However, only five of the 12 regional presidents can vote. Voting rights rotate annually. The Federal Reserve of New York alone has a permanent vote because it is responsible for the implementation of monetary policy.

Elections for members of the Fed’s Board of Governors are highly politicized. They are appointed by the US president and confirmed by the Senate, where candidates sometimes fail to find a majority.

However, Swiss politicians can influence the SNB as well, as the Federal Council chooses which of the three members of the central bank‘s board it wishes to chair. This gives the government some influence over monetary policy.

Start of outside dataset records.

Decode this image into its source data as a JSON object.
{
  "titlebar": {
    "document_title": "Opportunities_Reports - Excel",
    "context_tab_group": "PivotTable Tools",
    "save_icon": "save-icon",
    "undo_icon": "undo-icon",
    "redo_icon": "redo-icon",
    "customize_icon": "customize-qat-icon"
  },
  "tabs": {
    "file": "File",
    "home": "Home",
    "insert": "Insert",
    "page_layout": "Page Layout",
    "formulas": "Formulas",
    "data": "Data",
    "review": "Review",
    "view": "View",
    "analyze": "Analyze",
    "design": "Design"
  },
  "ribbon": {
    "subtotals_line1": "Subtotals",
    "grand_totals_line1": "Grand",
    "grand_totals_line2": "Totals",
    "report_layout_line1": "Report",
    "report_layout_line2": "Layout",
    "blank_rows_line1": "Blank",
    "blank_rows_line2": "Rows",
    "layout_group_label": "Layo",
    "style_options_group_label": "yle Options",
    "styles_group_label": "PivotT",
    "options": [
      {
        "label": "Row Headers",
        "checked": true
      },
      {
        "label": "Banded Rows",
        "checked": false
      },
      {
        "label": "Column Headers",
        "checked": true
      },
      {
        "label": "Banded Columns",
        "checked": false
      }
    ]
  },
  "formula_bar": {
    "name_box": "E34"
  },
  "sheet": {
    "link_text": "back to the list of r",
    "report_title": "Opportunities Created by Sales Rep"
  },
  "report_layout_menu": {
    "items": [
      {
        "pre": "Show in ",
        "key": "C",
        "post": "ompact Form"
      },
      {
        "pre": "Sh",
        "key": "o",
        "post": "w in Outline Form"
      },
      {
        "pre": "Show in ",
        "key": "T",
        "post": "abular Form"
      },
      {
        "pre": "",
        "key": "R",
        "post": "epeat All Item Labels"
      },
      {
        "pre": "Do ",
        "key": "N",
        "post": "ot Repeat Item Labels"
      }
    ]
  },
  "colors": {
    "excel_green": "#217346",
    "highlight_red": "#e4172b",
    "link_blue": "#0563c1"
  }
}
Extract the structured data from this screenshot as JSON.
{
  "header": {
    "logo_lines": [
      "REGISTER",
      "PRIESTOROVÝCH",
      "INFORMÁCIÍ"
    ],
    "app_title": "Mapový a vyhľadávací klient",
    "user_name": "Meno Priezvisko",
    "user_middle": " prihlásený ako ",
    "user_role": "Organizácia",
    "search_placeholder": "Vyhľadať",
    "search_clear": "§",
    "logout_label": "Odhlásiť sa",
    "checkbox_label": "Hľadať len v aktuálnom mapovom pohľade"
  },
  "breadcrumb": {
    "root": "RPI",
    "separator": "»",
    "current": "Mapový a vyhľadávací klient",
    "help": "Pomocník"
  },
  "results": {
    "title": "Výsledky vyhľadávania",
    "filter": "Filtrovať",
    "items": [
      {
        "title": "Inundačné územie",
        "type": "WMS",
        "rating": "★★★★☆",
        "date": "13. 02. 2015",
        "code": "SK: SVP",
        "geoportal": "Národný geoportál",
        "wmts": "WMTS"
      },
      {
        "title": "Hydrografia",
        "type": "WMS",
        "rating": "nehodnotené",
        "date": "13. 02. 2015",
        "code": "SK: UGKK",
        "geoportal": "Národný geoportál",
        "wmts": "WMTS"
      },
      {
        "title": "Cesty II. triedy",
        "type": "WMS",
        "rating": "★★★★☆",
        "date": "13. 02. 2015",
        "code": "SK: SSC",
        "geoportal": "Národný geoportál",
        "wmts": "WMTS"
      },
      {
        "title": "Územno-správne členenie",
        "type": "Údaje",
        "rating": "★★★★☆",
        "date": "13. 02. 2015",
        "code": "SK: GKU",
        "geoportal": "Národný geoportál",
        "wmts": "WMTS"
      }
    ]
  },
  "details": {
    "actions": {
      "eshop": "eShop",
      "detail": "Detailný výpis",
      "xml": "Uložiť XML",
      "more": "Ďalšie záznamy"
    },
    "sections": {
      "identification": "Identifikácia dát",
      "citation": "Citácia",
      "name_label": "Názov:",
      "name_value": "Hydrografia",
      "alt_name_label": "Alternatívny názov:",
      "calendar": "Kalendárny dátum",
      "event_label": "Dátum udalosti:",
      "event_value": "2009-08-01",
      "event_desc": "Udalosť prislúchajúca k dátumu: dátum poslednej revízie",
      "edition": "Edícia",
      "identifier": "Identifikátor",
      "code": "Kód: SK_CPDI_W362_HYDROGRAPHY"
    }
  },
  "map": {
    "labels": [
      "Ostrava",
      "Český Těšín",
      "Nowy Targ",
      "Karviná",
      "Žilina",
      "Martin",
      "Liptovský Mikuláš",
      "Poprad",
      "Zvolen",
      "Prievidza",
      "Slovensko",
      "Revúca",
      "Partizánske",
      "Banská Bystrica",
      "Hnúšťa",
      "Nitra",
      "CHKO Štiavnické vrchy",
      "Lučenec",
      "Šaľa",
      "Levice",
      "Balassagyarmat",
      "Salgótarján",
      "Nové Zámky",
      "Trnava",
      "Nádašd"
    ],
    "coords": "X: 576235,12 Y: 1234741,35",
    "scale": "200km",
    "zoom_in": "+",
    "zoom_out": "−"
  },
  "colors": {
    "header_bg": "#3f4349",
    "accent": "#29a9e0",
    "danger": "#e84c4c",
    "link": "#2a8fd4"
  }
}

In reality, the president has no more say in setting monetary policy within the three-member group. But if the other two board members work together against the president, it runs the risk of the president resigning. A natural aversion to taking this risk means that the Chair can significantly shape the direction of the SNB’s monetary policy over a long period. This makes the SNB predictable, but also presents a theoretical risk of blockage.

The US Federal Reserve is less exposed to this type of risk. The larger FOMC leads to a greater diversity of opinions. Even Fed Chairman Alan Greenspan, who went down in history as the “ maestro, ” sometimes had to bow to the majority opinion of the FOMC during his tenure from 1987 to 2006.

But such an important decision-making body also has its drawbacks. In Switzerland, it is clear who is responsible for monetary policy: the chairman of the SNB (currently Thomas Jordan). In contrast, FOMC members can hide behind the majority decision.

The roles are reversed when it comes to government in the respective countries. In the United States, the president has sole responsibility for government decisions. In Switzerland, the Federal Council operates with a wide range of opinions and a shared responsibility. If the SNB were organized like the US Federal Reserve, Jordan would have to convince a diverse decision-making body of its views. Just like the Swiss federal advisers (government ministers) must do today.

Author Fabio CanetgExternal link holds a doctorate in monetary policy from the University of Bern and the Toulouse School of Economics. He is a lecturer at the University of Neuchâtel. As a freelance journalist, he writes for SWI swissinfo.ch and The Republik. He also hosts the monetary policy podcast.GeldcastExternal link“.